Protecting your business

Cybercriminals do not particularly care who their victims are, as long as they can pay a ransom. With a scatter gun approach to propagating ransomware, cybercriminals just want to cast the net as wide as possible so as to maximize the returns.

Here is how you can protect your business:

Educate your users

Most people can’t tell a phishing email from a safe email. Teach your employees to recognize a phishing email. Train them to only open emails from people they know and that pertain to topics they would be expected to talk to them about, and avoid navigating to URLs sent in emails.

“Humans need to be trained; they are the weakest link,” says Paul Kubler, a cybersecurity and digital forensics examiner at LIFARS LLC. “Companies should employ at minimum a bi-annual training geared towards each user group so that everyone is aware of the latest attacks.”

Use a layered defense and update your software regularly

Ransomware attacks involve many different elements. They can start off as a spam email with a link to a malicious website that exploits vulnerabilities in your system to download the virus. A layered approach to cybersecurity, such as email security as well as network protection, can defend you at each of these points. Each layer creates an extra obstacle for the malware, making it more difficult for the attack to be successful.

Keep your operating system, third-party applications, and antivirus programs updated at all times. These are layers of defense for your data, and while they are not bulletproof, they can go a long way in protecting you.

Back up your data often

Business devices often contain sensitive information, as well as operation-critical information such as customer data and business plans. Losing this data to a ransomware attack could severely cripple your business processes. Ensure regular backups are made of all important data, and that these backups are also routinely tested to make sure they work.

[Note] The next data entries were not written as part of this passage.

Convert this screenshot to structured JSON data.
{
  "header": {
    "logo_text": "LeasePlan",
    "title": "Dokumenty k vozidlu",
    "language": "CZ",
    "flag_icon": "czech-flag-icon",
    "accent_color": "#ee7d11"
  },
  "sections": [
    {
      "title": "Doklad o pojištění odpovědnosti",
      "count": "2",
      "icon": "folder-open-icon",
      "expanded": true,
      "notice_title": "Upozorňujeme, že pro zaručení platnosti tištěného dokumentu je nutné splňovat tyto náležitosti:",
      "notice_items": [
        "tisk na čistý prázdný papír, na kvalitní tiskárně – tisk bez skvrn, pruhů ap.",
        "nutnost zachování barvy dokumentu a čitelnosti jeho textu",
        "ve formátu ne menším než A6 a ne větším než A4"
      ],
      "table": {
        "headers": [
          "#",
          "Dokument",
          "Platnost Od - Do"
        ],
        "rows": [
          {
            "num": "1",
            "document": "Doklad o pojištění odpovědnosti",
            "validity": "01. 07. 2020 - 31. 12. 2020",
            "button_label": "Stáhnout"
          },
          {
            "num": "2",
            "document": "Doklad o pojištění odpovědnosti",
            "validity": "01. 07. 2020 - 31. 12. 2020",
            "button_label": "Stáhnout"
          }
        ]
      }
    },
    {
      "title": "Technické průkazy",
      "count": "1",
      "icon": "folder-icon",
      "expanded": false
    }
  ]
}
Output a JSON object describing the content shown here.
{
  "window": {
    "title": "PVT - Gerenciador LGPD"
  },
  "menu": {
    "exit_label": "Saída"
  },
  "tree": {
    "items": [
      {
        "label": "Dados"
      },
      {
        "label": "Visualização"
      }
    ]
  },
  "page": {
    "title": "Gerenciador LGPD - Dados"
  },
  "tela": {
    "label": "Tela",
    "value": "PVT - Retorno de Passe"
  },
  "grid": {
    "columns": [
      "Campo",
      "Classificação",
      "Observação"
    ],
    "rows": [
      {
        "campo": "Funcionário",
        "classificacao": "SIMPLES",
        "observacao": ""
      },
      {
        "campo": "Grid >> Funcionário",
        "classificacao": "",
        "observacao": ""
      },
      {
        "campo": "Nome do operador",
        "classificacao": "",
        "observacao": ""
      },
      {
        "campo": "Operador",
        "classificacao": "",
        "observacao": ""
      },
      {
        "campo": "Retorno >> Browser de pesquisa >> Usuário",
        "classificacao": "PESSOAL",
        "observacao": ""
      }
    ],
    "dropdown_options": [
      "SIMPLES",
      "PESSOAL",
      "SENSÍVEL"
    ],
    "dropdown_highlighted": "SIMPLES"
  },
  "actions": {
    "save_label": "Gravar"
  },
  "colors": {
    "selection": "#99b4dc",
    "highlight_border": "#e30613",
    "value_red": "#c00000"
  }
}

According to Steven J.J. Weisman, author of Scamicide, “The best defense against ransomware is to back up all of your data each day. In fact, my rule is to have three backup copies using two different formats with one off site.”

Ransomware isn’t going anywhere, and it is up to each business to protect itself from being the next victim of this type of cybercrime. Mozy by Dell can help. You can avoid a ransomware disaster!

Read about how these two businesses protect their data from ransomware:
   •     Technology consultant battles ransomware with Mozy backup
   •     IT provider chooses Mozy. ‘Nuff said!